**Work instructions:** Make a verbatim copy of the entries below; pictures stay out.

(Interface dataset entries)
*** Block opens ***

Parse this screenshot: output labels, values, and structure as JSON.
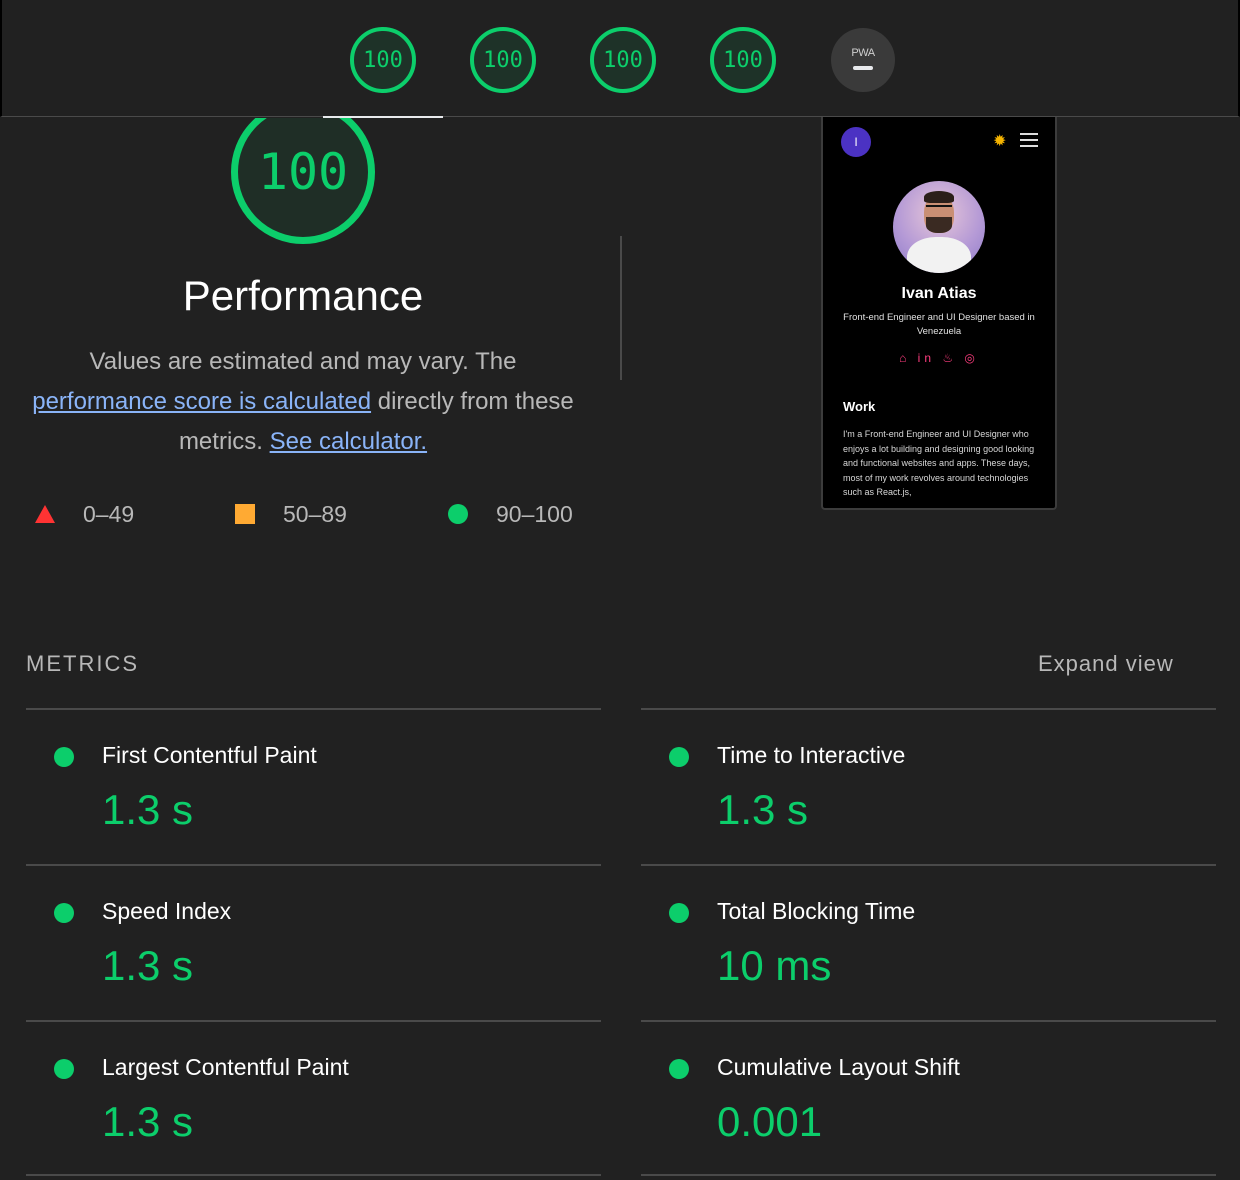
{
  "tabs": [
    {
      "name": "performance",
      "score": "100"
    },
    {
      "name": "accessibility",
      "score": "100"
    },
    {
      "name": "best-practices",
      "score": "100"
    },
    {
      "name": "seo",
      "score": "100"
    },
    {
      "name": "pwa",
      "label": "PWA"
    }
  ],
  "performance": {
    "score": "100",
    "title": "Performance",
    "desc_prefix": "Values are estimated and may vary. The ",
    "link_score": "performance score is calculated",
    "desc_middle": " directly from these metrics. ",
    "link_calc": "See calculator."
  },
  "legend": [
    {
      "range": "0–49",
      "color": "#ff3333"
    },
    {
      "range": "50–89",
      "color": "#ffaa33"
    },
    {
      "range": "90–100",
      "color": "#0cce6b"
    }
  ],
  "preview": {
    "logo_letter": "I",
    "name": "Ivan Atias",
    "subtitle": "Front-end Engineer and UI Designer based in Venezuela",
    "social": "⌂ in ♨ ◎",
    "section": "Work",
    "paragraph": "I'm a Front-end Engineer and UI Designer who enjoys a lot building and designing good looking and functional websites and apps. These days, most of my work revolves around technologies such as React.js,"
  },
  "metrics": {
    "title": "METRICS",
    "expand": "Expand view",
    "items": [
      {
        "label": "First Contentful Paint",
        "value": "1.3 s"
      },
      {
        "label": "Time to Interactive",
        "value": "1.3 s"
      },
      {
        "label": "Speed Index",
        "value": "1.3 s"
      },
      {
        "label": "Total Blocking Time",
        "value": "10 ms"
      },
      {
        "label": "Largest Contentful Paint",
        "value": "1.3 s"
      },
      {
        "label": "Cumulative Layout Shift",
        "value": "0.001"
      }
    ]
  },
  "colors": {
    "pass": "#0cce6b",
    "link": "#8ab4f8",
    "background": "#212121"
  }
}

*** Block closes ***

**Solution to the problem:**
Parse this screenshot: output labels, values, and structure as JSON.
{
  "tabs": [
    {
      "name": "performance",
      "score": "100"
    },
    {
      "name": "accessibility",
      "score": "100"
    },
    {
      "name": "best-practices",
      "score": "100"
    },
    {
      "name": "seo",
      "score": "100"
    },
    {
      "name": "pwa",
      "label": "PWA"
    }
  ],
  "performance": {
    "score": "100",
    "title": "Performance",
    "desc_prefix": "Values are estimated and may vary. The ",
    "link_score": "performance score is calculated",
    "desc_middle": " directly from these metrics. ",
    "link_calc": "See calculator."
  },
  "legend": [
    {
      "range": "0–49",
      "color": "#ff3333"
    },
    {
      "range": "50–89",
      "color": "#ffaa33"
    },
    {
      "range": "90–100",
      "color": "#0cce6b"
    }
  ],
  "preview": {
    "logo_letter": "I",
    "name": "Ivan Atias",
    "subtitle": "Front-end Engineer and UI Designer based in Venezuela",
    "social": "⌂ in ♨ ◎",
    "section": "Work",
    "paragraph": "I'm a Front-end Engineer and UI Designer who enjoys a lot building and designing good looking and functional websites and apps. These days, most of my work revolves around technologies such as React.js,"
  },
  "metrics": {
    "title": "METRICS",
    "expand": "Expand view",
    "items": [
      {
        "label": "First Contentful Paint",
        "value": "1.3 s"
      },
      {
        "label": "Time to Interactive",
        "value": "1.3 s"
      },
      {
        "label": "Speed Index",
        "value": "1.3 s"
      },
      {
        "label": "Total Blocking Time",
        "value": "10 ms"
      },
      {
        "label": "Largest Contentful Paint",
        "value": "1.3 s"
      },
      {
        "label": "Cumulative Layout Shift",
        "value": "0.001"
      }
    ]
  },
  "colors": {
    "pass": "#0cce6b",
    "link": "#8ab4f8",
    "background": "#212121"
  }
}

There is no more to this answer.